───── Records shown ─────

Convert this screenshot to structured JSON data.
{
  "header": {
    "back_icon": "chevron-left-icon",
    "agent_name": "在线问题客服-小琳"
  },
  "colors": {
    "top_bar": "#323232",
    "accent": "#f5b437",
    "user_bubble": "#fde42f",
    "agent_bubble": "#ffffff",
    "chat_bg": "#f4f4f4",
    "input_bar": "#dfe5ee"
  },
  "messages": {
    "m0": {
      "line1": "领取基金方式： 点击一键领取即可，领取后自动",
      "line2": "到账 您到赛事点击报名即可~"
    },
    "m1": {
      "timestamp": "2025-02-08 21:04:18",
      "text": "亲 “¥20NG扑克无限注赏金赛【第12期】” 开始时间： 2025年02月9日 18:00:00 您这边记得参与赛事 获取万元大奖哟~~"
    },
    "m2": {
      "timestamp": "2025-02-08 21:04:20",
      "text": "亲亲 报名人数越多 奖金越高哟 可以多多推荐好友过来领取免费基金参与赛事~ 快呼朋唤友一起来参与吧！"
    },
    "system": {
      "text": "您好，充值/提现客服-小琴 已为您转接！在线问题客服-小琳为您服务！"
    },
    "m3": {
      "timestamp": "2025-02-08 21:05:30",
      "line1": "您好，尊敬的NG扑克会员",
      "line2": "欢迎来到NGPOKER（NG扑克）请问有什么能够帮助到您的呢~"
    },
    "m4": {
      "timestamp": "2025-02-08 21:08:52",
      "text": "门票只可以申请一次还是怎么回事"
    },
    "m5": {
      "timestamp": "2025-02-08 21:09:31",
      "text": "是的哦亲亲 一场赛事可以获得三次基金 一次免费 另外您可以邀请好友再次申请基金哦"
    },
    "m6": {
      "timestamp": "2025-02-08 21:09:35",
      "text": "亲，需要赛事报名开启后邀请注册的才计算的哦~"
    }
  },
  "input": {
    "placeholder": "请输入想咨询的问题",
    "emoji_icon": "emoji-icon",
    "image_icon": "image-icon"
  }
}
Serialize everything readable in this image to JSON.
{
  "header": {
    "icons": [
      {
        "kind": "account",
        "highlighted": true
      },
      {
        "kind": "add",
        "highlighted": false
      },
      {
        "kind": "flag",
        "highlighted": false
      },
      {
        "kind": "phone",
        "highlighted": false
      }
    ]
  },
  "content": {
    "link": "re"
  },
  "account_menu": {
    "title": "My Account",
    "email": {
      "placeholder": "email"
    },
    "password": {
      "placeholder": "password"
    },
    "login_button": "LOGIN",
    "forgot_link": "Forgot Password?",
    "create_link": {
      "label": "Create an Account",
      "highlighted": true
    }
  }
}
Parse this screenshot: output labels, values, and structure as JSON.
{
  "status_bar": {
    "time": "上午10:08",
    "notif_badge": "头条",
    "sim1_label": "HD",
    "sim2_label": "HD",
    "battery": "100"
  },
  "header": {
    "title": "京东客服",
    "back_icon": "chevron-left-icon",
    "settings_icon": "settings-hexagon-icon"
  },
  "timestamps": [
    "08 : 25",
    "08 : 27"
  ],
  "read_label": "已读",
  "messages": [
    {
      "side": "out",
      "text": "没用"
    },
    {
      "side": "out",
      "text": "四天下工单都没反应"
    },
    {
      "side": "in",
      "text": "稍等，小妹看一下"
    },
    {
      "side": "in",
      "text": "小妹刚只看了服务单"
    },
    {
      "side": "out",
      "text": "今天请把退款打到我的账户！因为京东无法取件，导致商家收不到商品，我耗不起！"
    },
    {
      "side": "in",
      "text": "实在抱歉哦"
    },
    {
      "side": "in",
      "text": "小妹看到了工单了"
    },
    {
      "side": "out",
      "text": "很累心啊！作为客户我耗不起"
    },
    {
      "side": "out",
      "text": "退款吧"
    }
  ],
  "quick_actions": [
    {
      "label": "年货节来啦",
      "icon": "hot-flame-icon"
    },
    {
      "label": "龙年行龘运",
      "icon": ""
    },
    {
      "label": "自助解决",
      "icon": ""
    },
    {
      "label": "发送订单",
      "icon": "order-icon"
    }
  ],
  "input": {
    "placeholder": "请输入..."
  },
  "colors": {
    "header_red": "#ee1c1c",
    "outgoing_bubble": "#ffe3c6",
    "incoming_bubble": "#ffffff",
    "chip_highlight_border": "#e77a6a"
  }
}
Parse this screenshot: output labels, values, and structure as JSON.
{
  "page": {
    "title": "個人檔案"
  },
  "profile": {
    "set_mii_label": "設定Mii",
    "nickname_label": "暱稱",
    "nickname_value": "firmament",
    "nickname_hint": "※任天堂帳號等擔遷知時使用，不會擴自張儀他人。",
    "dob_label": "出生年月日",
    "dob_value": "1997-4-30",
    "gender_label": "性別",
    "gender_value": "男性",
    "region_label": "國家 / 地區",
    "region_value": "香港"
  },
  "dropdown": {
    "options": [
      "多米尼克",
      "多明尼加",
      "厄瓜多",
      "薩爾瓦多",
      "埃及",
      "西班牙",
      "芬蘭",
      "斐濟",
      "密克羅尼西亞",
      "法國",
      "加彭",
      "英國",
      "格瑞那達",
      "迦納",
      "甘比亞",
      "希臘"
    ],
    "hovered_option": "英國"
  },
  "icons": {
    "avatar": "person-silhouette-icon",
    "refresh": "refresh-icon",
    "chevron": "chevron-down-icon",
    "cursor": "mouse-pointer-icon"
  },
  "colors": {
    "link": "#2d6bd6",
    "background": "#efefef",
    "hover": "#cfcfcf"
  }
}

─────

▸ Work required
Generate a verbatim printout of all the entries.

▸ Response
Convert this screenshot to structured JSON data.
{
  "header": {
    "back_icon": "chevron-left-icon",
    "agent_name": "在线问题客服-小琳"
  },
  "colors": {
    "top_bar": "#323232",
    "accent": "#f5b437",
    "user_bubble": "#fde42f",
    "agent_bubble": "#ffffff",
    "chat_bg": "#f4f4f4",
    "input_bar": "#dfe5ee"
  },
  "messages": {
    "m0": {
      "line1": "领取基金方式： 点击一键领取即可，领取后自动",
      "line2": "到账 您到赛事点击报名即可~"
    },
    "m1": {
      "timestamp": "2025-02-08 21:04:18",
      "text": "亲 “¥20NG扑克无限注赏金赛【第12期】” 开始时间： 2025年02月9日 18:00:00 您这边记得参与赛事 获取万元大奖哟~~"
    },
    "m2": {
      "timestamp": "2025-02-08 21:04:20",
      "text": "亲亲 报名人数越多 奖金越高哟 可以多多推荐好友过来领取免费基金参与赛事~ 快呼朋唤友一起来参与吧！"
    },
    "system": {
      "text": "您好，充值/提现客服-小琴 已为您转接！在线问题客服-小琳为您服务！"
    },
    "m3": {
      "timestamp": "2025-02-08 21:05:30",
      "line1": "您好，尊敬的NG扑克会员",
      "line2": "欢迎来到NGPOKER（NG扑克）请问有什么能够帮助到您的呢~"
    },
    "m4": {
      "timestamp": "2025-02-08 21:08:52",
      "text": "门票只可以申请一次还是怎么回事"
    },
    "m5": {
      "timestamp": "2025-02-08 21:09:31",
      "text": "是的哦亲亲 一场赛事可以获得三次基金 一次免费 另外您可以邀请好友再次申请基金哦"
    },
    "m6": {
      "timestamp": "2025-02-08 21:09:35",
      "text": "亲，需要赛事报名开启后邀请注册的才计算的哦~"
    }
  },
  "input": {
    "placeholder": "请输入想咨询的问题",
    "emoji_icon": "emoji-icon",
    "image_icon": "image-icon"
  }
}
Serialize everything readable in this image to JSON.
{
  "header": {
    "icons": [
      {
        "kind": "account",
        "highlighted": true
      },
      {
        "kind": "add",
        "highlighted": false
      },
      {
        "kind": "flag",
        "highlighted": false
      },
      {
        "kind": "phone",
        "highlighted": false
      }
    ]
  },
  "content": {
    "link": "re"
  },
  "account_menu": {
    "title": "My Account",
    "email": {
      "placeholder": "email"
    },
    "password": {
      "placeholder": "password"
    },
    "login_button": "LOGIN",
    "forgot_link": "Forgot Password?",
    "create_link": {
      "label": "Create an Account",
      "highlighted": true
    }
  }
}
Parse this screenshot: output labels, values, and structure as JSON.
{
  "status_bar": {
    "time": "上午10:08",
    "notif_badge": "头条",
    "sim1_label": "HD",
    "sim2_label": "HD",
    "battery": "100"
  },
  "header": {
    "title": "京东客服",
    "back_icon": "chevron-left-icon",
    "settings_icon": "settings-hexagon-icon"
  },
  "timestamps": [
    "08 : 25",
    "08 : 27"
  ],
  "read_label": "已读",
  "messages": [
    {
      "side": "out",
      "text": "没用"
    },
    {
      "side": "out",
      "text": "四天下工单都没反应"
    },
    {
      "side": "in",
      "text": "稍等，小妹看一下"
    },
    {
      "side": "in",
      "text": "小妹刚只看了服务单"
    },
    {
      "side": "out",
      "text": "今天请把退款打到我的账户！因为京东无法取件，导致商家收不到商品，我耗不起！"
    },
    {
      "side": "in",
      "text": "实在抱歉哦"
    },
    {
      "side": "in",
      "text": "小妹看到了工单了"
    },
    {
      "side": "out",
      "text": "很累心啊！作为客户我耗不起"
    },
    {
      "side": "out",
      "text": "退款吧"
    }
  ],
  "quick_actions": [
    {
      "label": "年货节来啦",
      "icon": "hot-flame-icon"
    },
    {
      "label": "龙年行龘运",
      "icon": ""
    },
    {
      "label": "自助解决",
      "icon": ""
    },
    {
      "label": "发送订单",
      "icon": "order-icon"
    }
  ],
  "input": {
    "placeholder": "请输入..."
  },
  "colors": {
    "header_red": "#ee1c1c",
    "outgoing_bubble": "#ffe3c6",
    "incoming_bubble": "#ffffff",
    "chip_highlight_border": "#e77a6a"
  }
}
Parse this screenshot: output labels, values, and structure as JSON.
{
  "page": {
    "title": "個人檔案"
  },
  "profile": {
    "set_mii_label": "設定Mii",
    "nickname_label": "暱稱",
    "nickname_value": "firmament",
    "nickname_hint": "※任天堂帳號等擔遷知時使用，不會擴自張儀他人。",
    "dob_label": "出生年月日",
    "dob_value": "1997-4-30",
    "gender_label": "性別",
    "gender_value": "男性",
    "region_label": "國家 / 地區",
    "region_value": "香港"
  },
  "dropdown": {
    "options": [
      "多米尼克",
      "多明尼加",
      "厄瓜多",
      "薩爾瓦多",
      "埃及",
      "西班牙",
      "芬蘭",
      "斐濟",
      "密克羅尼西亞",
      "法國",
      "加彭",
      "英國",
      "格瑞那達",
      "迦納",
      "甘比亞",
      "希臘"
    ],
    "hovered_option": "英國"
  },
  "icons": {
    "avatar": "person-silhouette-icon",
    "refresh": "refresh-icon",
    "chevron": "chevron-down-icon",
    "cursor": "mouse-pointer-icon"
  },
  "colors": {
    "link": "#2d6bd6",
    "background": "#efefef",
    "hover": "#cfcfcf"
  }
}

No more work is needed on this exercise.